## What the exercise asks:
Give back every line of the data below exactly.

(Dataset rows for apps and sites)
_ _ _ _ _

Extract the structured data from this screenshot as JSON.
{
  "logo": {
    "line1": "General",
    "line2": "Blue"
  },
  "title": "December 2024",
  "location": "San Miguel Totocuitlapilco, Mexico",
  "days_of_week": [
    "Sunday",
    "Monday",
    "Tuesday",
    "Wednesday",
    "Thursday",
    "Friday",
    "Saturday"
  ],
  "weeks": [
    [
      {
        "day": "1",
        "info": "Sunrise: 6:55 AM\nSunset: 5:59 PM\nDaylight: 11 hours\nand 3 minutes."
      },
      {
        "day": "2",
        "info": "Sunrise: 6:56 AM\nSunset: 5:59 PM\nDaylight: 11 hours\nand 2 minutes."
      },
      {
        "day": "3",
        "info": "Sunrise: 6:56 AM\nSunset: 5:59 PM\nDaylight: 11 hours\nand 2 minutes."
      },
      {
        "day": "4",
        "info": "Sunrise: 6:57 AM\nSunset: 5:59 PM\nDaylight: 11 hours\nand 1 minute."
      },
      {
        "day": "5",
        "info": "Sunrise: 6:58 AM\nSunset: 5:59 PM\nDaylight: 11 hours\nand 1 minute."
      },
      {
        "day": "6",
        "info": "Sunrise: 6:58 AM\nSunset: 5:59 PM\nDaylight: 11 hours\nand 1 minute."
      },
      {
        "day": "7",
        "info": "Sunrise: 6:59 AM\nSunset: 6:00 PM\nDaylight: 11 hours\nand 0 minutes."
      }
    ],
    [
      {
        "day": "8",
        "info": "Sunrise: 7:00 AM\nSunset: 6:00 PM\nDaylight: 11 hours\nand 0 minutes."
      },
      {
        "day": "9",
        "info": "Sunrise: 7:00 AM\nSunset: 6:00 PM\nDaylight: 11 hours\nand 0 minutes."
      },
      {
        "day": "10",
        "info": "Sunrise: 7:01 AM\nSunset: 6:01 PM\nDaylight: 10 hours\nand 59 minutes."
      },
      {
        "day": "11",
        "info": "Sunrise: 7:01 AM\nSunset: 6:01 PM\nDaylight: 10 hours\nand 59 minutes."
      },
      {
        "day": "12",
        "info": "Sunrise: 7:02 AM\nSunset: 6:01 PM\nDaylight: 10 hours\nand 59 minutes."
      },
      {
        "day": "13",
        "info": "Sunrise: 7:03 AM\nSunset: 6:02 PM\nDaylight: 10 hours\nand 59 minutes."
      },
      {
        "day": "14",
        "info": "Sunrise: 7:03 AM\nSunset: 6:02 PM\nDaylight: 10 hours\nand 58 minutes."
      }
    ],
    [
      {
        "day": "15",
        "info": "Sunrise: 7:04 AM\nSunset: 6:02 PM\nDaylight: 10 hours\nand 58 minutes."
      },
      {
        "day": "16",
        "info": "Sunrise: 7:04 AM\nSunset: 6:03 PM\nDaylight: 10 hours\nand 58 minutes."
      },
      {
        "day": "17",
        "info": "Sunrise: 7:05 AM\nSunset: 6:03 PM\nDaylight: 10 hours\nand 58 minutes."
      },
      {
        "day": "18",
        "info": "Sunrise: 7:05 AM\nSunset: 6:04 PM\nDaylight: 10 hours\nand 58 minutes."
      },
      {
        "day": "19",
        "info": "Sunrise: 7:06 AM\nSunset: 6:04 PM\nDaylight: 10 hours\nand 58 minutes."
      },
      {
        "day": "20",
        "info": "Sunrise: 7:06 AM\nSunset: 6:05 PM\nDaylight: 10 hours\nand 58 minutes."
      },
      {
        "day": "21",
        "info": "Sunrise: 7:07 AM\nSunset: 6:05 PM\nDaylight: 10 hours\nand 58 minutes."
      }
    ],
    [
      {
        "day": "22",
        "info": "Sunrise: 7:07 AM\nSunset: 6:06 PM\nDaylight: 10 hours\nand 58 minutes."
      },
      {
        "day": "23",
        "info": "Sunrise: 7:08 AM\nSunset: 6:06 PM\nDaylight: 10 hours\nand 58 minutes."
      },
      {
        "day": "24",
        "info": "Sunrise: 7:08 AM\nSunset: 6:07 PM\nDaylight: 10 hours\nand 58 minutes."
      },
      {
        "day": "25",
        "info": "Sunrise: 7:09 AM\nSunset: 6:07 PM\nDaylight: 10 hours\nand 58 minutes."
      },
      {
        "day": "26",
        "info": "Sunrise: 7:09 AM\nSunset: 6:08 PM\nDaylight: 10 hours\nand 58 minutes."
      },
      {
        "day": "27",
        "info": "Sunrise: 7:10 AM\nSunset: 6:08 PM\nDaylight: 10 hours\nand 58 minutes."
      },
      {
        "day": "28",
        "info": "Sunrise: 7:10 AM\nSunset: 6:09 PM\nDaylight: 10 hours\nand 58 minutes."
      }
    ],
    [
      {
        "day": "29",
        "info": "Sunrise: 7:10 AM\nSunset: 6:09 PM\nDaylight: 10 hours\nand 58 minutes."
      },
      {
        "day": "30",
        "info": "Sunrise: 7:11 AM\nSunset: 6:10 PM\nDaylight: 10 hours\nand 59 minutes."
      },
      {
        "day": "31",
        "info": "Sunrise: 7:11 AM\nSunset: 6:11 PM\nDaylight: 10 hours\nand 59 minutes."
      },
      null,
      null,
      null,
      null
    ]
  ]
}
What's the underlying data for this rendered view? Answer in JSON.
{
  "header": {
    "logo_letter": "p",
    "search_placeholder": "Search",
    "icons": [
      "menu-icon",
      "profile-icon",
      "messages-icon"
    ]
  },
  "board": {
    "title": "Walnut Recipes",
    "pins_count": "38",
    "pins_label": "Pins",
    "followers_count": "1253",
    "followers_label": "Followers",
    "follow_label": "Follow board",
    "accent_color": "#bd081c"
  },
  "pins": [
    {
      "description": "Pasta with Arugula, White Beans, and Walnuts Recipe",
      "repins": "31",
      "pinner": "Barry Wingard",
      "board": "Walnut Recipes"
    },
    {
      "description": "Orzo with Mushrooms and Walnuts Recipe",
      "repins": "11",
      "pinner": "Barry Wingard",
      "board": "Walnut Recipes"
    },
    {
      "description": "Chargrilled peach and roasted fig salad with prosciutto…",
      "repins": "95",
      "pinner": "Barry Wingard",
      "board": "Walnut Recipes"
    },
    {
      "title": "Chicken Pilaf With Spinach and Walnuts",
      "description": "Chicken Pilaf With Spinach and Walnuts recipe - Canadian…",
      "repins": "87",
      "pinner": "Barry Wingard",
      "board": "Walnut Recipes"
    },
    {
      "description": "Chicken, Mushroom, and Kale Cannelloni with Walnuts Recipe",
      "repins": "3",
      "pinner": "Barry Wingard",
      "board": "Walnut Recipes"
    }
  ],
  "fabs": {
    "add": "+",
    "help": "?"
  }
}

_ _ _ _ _

## Output:
Extract the structured data from this screenshot as JSON.
{
  "logo": {
    "line1": "General",
    "line2": "Blue"
  },
  "title": "December 2024",
  "location": "San Miguel Totocuitlapilco, Mexico",
  "days_of_week": [
    "Sunday",
    "Monday",
    "Tuesday",
    "Wednesday",
    "Thursday",
    "Friday",
    "Saturday"
  ],
  "weeks": [
    [
      {
        "day": "1",
        "info": "Sunrise: 6:55 AM\nSunset: 5:59 PM\nDaylight: 11 hours\nand 3 minutes."
      },
      {
        "day": "2",
        "info": "Sunrise: 6:56 AM\nSunset: 5:59 PM\nDaylight: 11 hours\nand 2 minutes."
      },
      {
        "day": "3",
        "info": "Sunrise: 6:56 AM\nSunset: 5:59 PM\nDaylight: 11 hours\nand 2 minutes."
      },
      {
        "day": "4",
        "info": "Sunrise: 6:57 AM\nSunset: 5:59 PM\nDaylight: 11 hours\nand 1 minute."
      },
      {
        "day": "5",
        "info": "Sunrise: 6:58 AM\nSunset: 5:59 PM\nDaylight: 11 hours\nand 1 minute."
      },
      {
        "day": "6",
        "info": "Sunrise: 6:58 AM\nSunset: 5:59 PM\nDaylight: 11 hours\nand 1 minute."
      },
      {
        "day": "7",
        "info": "Sunrise: 6:59 AM\nSunset: 6:00 PM\nDaylight: 11 hours\nand 0 minutes."
      }
    ],
    [
      {
        "day": "8",
        "info": "Sunrise: 7:00 AM\nSunset: 6:00 PM\nDaylight: 11 hours\nand 0 minutes."
      },
      {
        "day": "9",
        "info": "Sunrise: 7:00 AM\nSunset: 6:00 PM\nDaylight: 11 hours\nand 0 minutes."
      },
      {
        "day": "10",
        "info": "Sunrise: 7:01 AM\nSunset: 6:01 PM\nDaylight: 10 hours\nand 59 minutes."
      },
      {
        "day": "11",
        "info": "Sunrise: 7:01 AM\nSunset: 6:01 PM\nDaylight: 10 hours\nand 59 minutes."
      },
      {
        "day": "12",
        "info": "Sunrise: 7:02 AM\nSunset: 6:01 PM\nDaylight: 10 hours\nand 59 minutes."
      },
      {
        "day": "13",
        "info": "Sunrise: 7:03 AM\nSunset: 6:02 PM\nDaylight: 10 hours\nand 59 minutes."
      },
      {
        "day": "14",
        "info": "Sunrise: 7:03 AM\nSunset: 6:02 PM\nDaylight: 10 hours\nand 58 minutes."
      }
    ],
    [
      {
        "day": "15",
        "info": "Sunrise: 7:04 AM\nSunset: 6:02 PM\nDaylight: 10 hours\nand 58 minutes."
      },
      {
        "day": "16",
        "info": "Sunrise: 7:04 AM\nSunset: 6:03 PM\nDaylight: 10 hours\nand 58 minutes."
      },
      {
        "day": "17",
        "info": "Sunrise: 7:05 AM\nSunset: 6:03 PM\nDaylight: 10 hours\nand 58 minutes."
      },
      {
        "day": "18",
        "info": "Sunrise: 7:05 AM\nSunset: 6:04 PM\nDaylight: 10 hours\nand 58 minutes."
      },
      {
        "day": "19",
        "info": "Sunrise: 7:06 AM\nSunset: 6:04 PM\nDaylight: 10 hours\nand 58 minutes."
      },
      {
        "day": "20",
        "info": "Sunrise: 7:06 AM\nSunset: 6:05 PM\nDaylight: 10 hours\nand 58 minutes."
      },
      {
        "day": "21",
        "info": "Sunrise: 7:07 AM\nSunset: 6:05 PM\nDaylight: 10 hours\nand 58 minutes."
      }
    ],
    [
      {
        "day": "22",
        "info": "Sunrise: 7:07 AM\nSunset: 6:06 PM\nDaylight: 10 hours\nand 58 minutes."
      },
      {
        "day": "23",
        "info": "Sunrise: 7:08 AM\nSunset: 6:06 PM\nDaylight: 10 hours\nand 58 minutes."
      },
      {
        "day": "24",
        "info": "Sunrise: 7:08 AM\nSunset: 6:07 PM\nDaylight: 10 hours\nand 58 minutes."
      },
      {
        "day": "25",
        "info": "Sunrise: 7:09 AM\nSunset: 6:07 PM\nDaylight: 10 hours\nand 58 minutes."
      },
      {
        "day": "26",
        "info": "Sunrise: 7:09 AM\nSunset: 6:08 PM\nDaylight: 10 hours\nand 58 minutes."
      },
      {
        "day": "27",
        "info": "Sunrise: 7:10 AM\nSunset: 6:08 PM\nDaylight: 10 hours\nand 58 minutes."
      },
      {
        "day": "28",
        "info": "Sunrise: 7:10 AM\nSunset: 6:09 PM\nDaylight: 10 hours\nand 58 minutes."
      }
    ],
    [
      {
        "day": "29",
        "info": "Sunrise: 7:10 AM\nSunset: 6:09 PM\nDaylight: 10 hours\nand 58 minutes."
      },
      {
        "day": "30",
        "info": "Sunrise: 7:11 AM\nSunset: 6:10 PM\nDaylight: 10 hours\nand 59 minutes."
      },
      {
        "day": "31",
        "info": "Sunrise: 7:11 AM\nSunset: 6:11 PM\nDaylight: 10 hours\nand 59 minutes."
      },
      null,
      null,
      null,
      null
    ]
  ]
}
What's the underlying data for this rendered view? Answer in JSON.
{
  "header": {
    "logo_letter": "p",
    "search_placeholder": "Search",
    "icons": [
      "menu-icon",
      "profile-icon",
      "messages-icon"
    ]
  },
  "board": {
    "title": "Walnut Recipes",
    "pins_count": "38",
    "pins_label": "Pins",
    "followers_count": "1253",
    "followers_label": "Followers",
    "follow_label": "Follow board",
    "accent_color": "#bd081c"
  },
  "pins": [
    {
      "description": "Pasta with Arugula, White Beans, and Walnuts Recipe",
      "repins": "31",
      "pinner": "Barry Wingard",
      "board": "Walnut Recipes"
    },
    {
      "description": "Orzo with Mushrooms and Walnuts Recipe",
      "repins": "11",
      "pinner": "Barry Wingard",
      "board": "Walnut Recipes"
    },
    {
      "description": "Chargrilled peach and roasted fig salad with prosciutto…",
      "repins": "95",
      "pinner": "Barry Wingard",
      "board": "Walnut Recipes"
    },
    {
      "title": "Chicken Pilaf With Spinach and Walnuts",
      "description": "Chicken Pilaf With Spinach and Walnuts recipe - Canadian…",
      "repins": "87",
      "pinner": "Barry Wingard",
      "board": "Walnut Recipes"
    },
    {
      "description": "Chicken, Mushroom, and Kale Cannelloni with Walnuts Recipe",
      "repins": "3",
      "pinner": "Barry Wingard",
      "board": "Walnut Recipes"
    }
  ],
  "fabs": {
    "add": "+",
    "help": "?"
  }
}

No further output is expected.